Dynamics of Planetary Interiors
in partnership with Cooperative Institute for Deep Earth Research.
Coordinators: Bruce Buffett, Bill McDonough, Barbara Romanowicz, Quentin Williams
Earth is a dynamic planet with two separate convecting domains, the rocky outer shell (the mantle) and inner metallic core, both of which are driven by a combination of primordial and radiogenic heat sources. These sources power a host of geological processes including the geodynamo, plate tectonics, mountain building, volcanism and degassing of volatiles to the atmosphere, all of which are familiar surface expressions of the internal dynamics. The purpose of CIDER 2014 is to bring together scientists from different disciplines to better understand how the complex interplay of processes in the interior of Earth and other terrestrial planets shape the internal structure of these bodies and govern their longterm evolution.

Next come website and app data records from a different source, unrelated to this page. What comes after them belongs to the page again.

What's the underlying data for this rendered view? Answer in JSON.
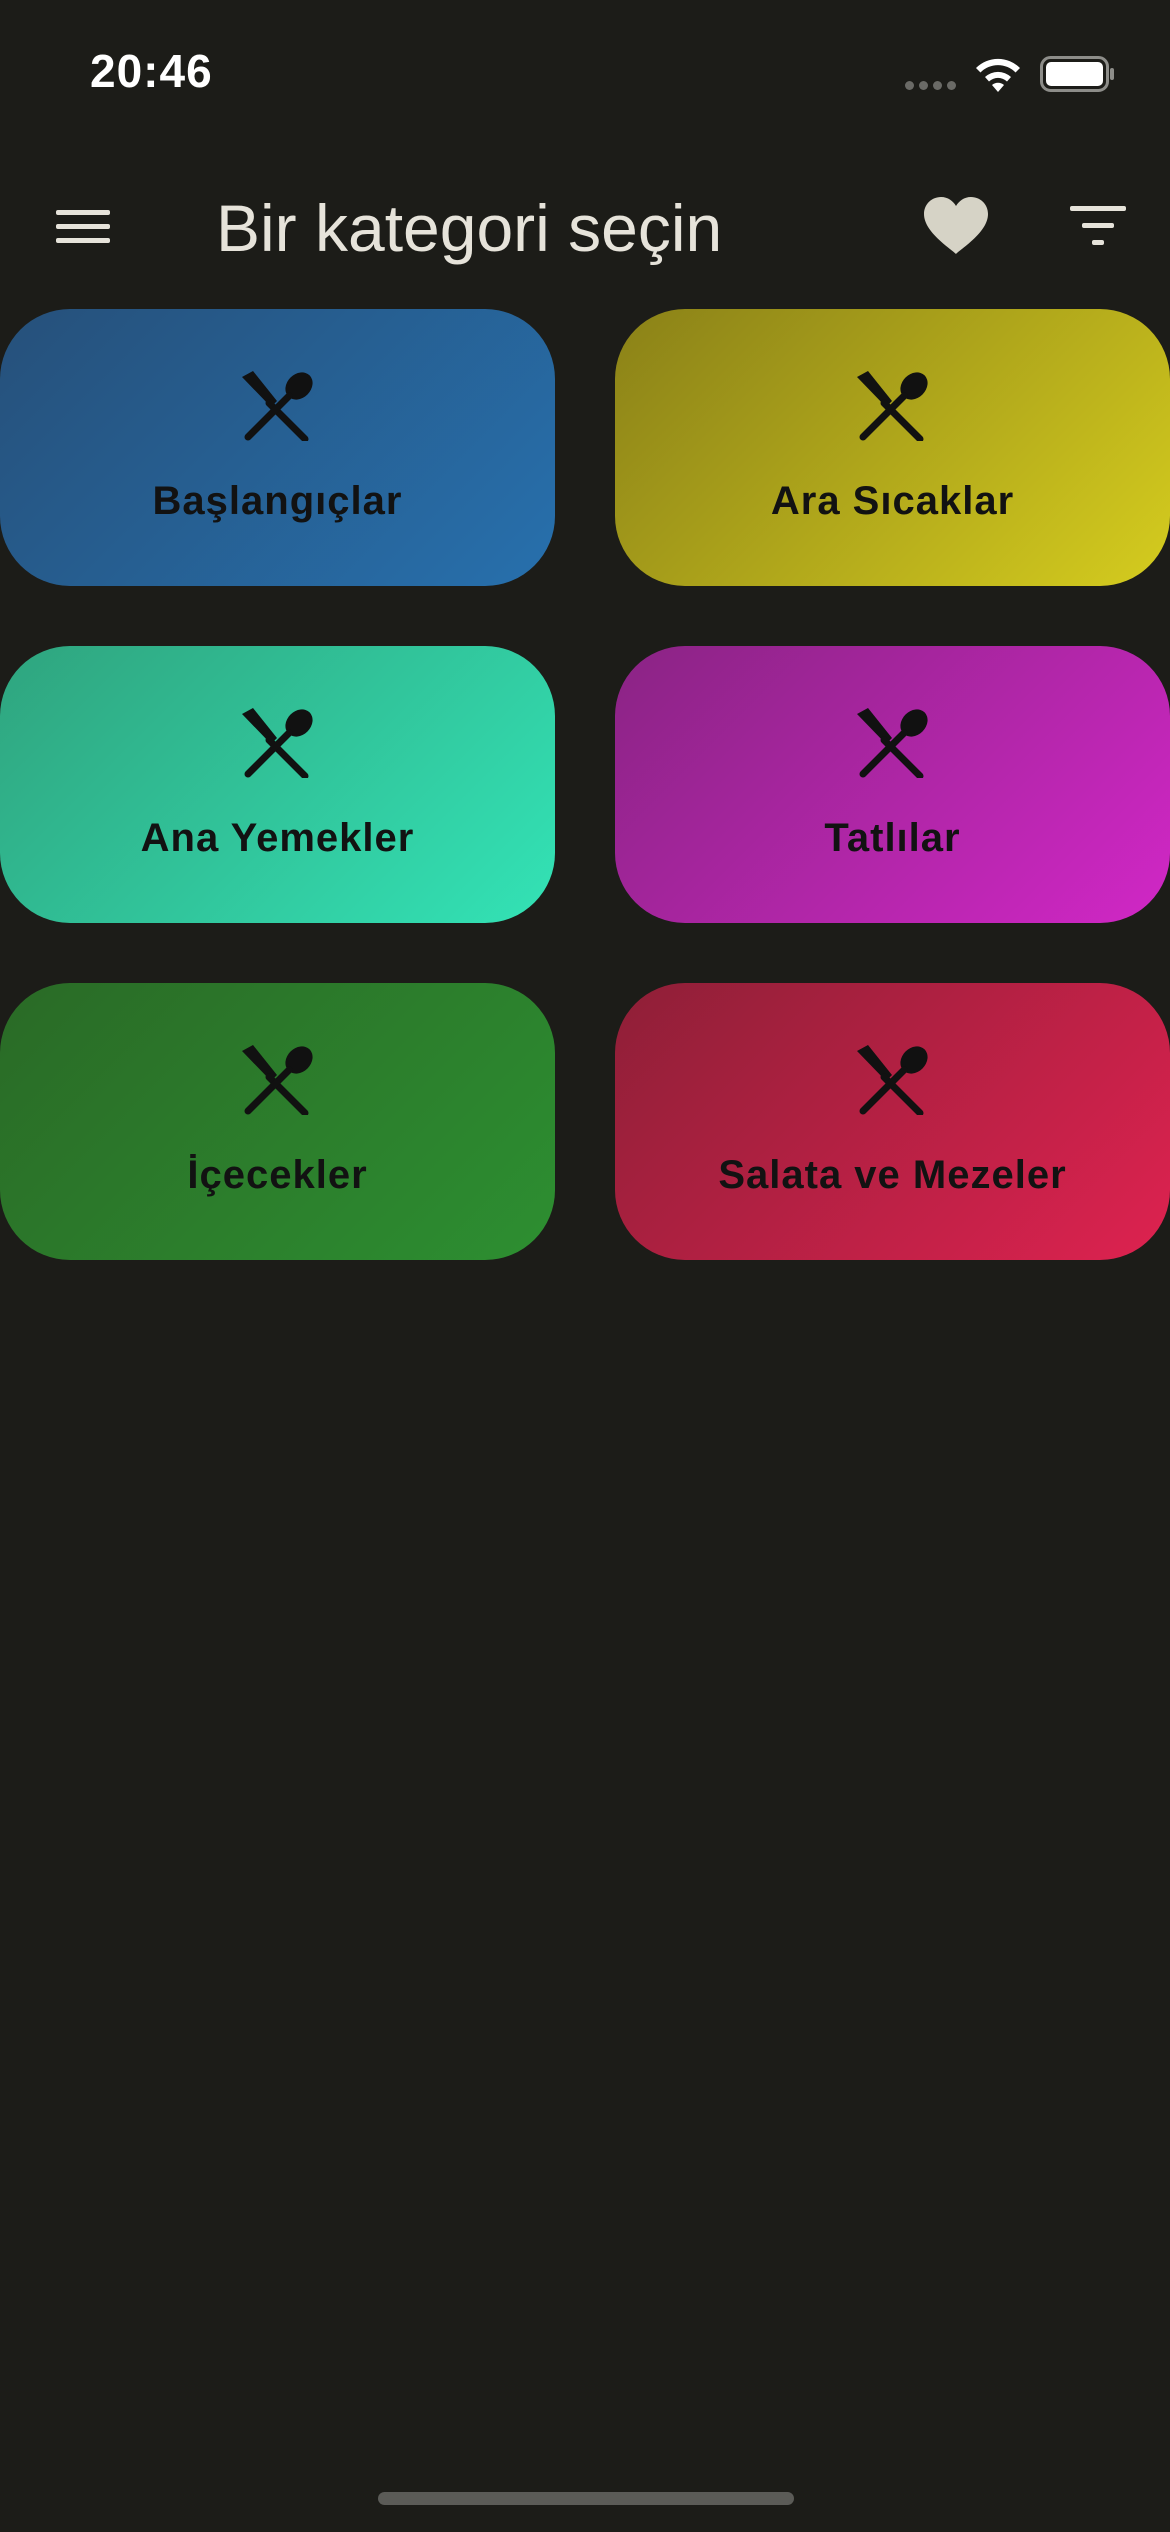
{
  "status_bar": {
    "time": "20:46"
  },
  "app_bar": {
    "title": "Bir kategori seçin",
    "icons": [
      "menu-icon",
      "heart-icon",
      "filter-icon"
    ]
  },
  "categories": [
    {
      "label": "Başlangıçlar",
      "icon": "fork-spoon-icon",
      "color_start": "#26507a",
      "color_end": "#2770ad"
    },
    {
      "label": "Ara Sıcaklar",
      "icon": "fork-spoon-icon",
      "color_start": "#8a8118",
      "color_end": "#d5cc1e"
    },
    {
      "label": "Ana Yemekler",
      "icon": "fork-spoon-icon",
      "color_start": "#2fa47e",
      "color_end": "#33e3b6"
    },
    {
      "label": "Tatlılar",
      "icon": "fork-spoon-icon",
      "color_start": "#8a2484",
      "color_end": "#d127c6"
    },
    {
      "label": "İçecekler",
      "icon": "fork-spoon-icon",
      "color_start": "#2a6a26",
      "color_end": "#2d8f31"
    },
    {
      "label": "Salata ve Mezeler",
      "icon": "fork-spoon-icon",
      "color_start": "#8e1f37",
      "color_end": "#de2250"
    }
  ]
}
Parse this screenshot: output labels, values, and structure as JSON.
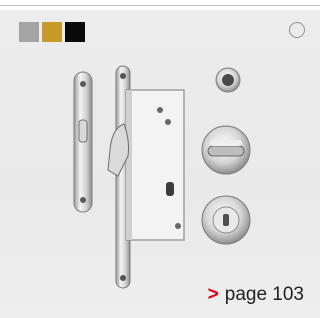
{
  "colors": {
    "swatches": [
      "#a4a4a4",
      "#c79a2a",
      "#0a0a0a"
    ],
    "card_background": "#ececec",
    "accent": "#e3001b"
  },
  "swatches": [
    {
      "name": "grey-finish-swatch",
      "color": "#a4a4a4"
    },
    {
      "name": "gold-finish-swatch",
      "color": "#c79a2a"
    },
    {
      "name": "black-finish-swatch",
      "color": "#0a0a0a"
    }
  ],
  "product_image": {
    "icon": "pocket-door-lock-set-icon"
  },
  "page_reference": {
    "arrow": ">",
    "label": "page 103"
  }
}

The CIDER summer program will address two aspects of planetary dynamics. The first part of the program will focus on models for the present-day convective flow and the criteria used to assess these models. Common constraints include the gravity field, plate motions, heat flow, surface topography, the three-dimensional structure of variations in elastic wave speeds, and the composition of meteorites, terrestrial samples and bulk planets. Additional information can be inferred from maps of seismic anisotropy, deflections in the depth of solid-state phase transition, and the seismicity of subducted oceanic plates that project into the mantle from ocean trenches. Less conventional constraints might include the curvature of trenches or paleomagnetic evidence for true polar wander. The overarching goal is to assess uncertainties and identify areas where future progress is required, both in the models and in the observations.
The second part of the program will deal with the interplay of processes that govern the evolution of mantle flow over geological time. What are the conditions for the onset of plate tectonics and when did this occur? How are new subduction zones initiated and what controls the reorganization of plate motions? How has heat flow varied over the age of the Earth? Has the Earth always had a magnetic field? Few direct observations are available, so greater reliance is placed on more indirect connections between models and measurements. For example, geochemical measurements of isotopic heterogeneity in basalt reveal distinct and persistent reservoirs in the mantle. The origin and spatial distribution of these reservoirs is not known, although secular trends in the chemistry of ancient lava flows provide constraints on the temporal evolution of at least some of these reservoirs. However, the persistence of these reservoirs appears to be inconsistent with estimates of convective mixing, based on models of present-day flow in the mantle. Such inconsistencies imply shortcomings in our understanding of the present-day dynamics and/or the evolution of these dynamic processes back in time. An analogous inconsistency arises in the thermal history of the Earth when cosmochemical abundances of heat-producing elements are combined with conventional models of convection. These inconsistencies reflect an incomplete understanding of planetary dynamics.
Recent advances across the disciplines motivate the proposed CIDER program. Refinements in seismological methods now provide more reliable images of the threedimensional elastic structure of the mantle, particularly at the largest scales. At the same time advances in our understanding of the physical properties of Earth materials at high pressure and temperature give us new insights into physical processes and better constrain numerical simulations. For example, a recent revision in the transport properties of liquid iron at high pressure and temperature has overturned the convention view of convection in Earth’s core and raised questions about how a field was generated early in the history of our planet. Interdisciplinary collaborations in the emerging field of neutrino geophysics have provided insights into the abundance and distribution of heat producing elements (Th & U) in the Earth.
Advances in computing have also enabled dramatic improvements in the numerical simulation of complex processes. Increasingly, numerical simulations are combined with data assimilation schemes and inverse methods to constrain initial conditions, estimate model parameters or identify missing physical components in the models. This emerging trend offers better integration of data and models, but it also imposes greater demands on both the models and the data. The limitations and uncertainties in the models and the observations need to be understood and quantified, requiring greater coordination across the disciplines. The proposed program will focus a broad base of expertise on several long-standing problems. The format is unique in that it enables in-depth discussion of competing ideas from a multidisciplinary perspective.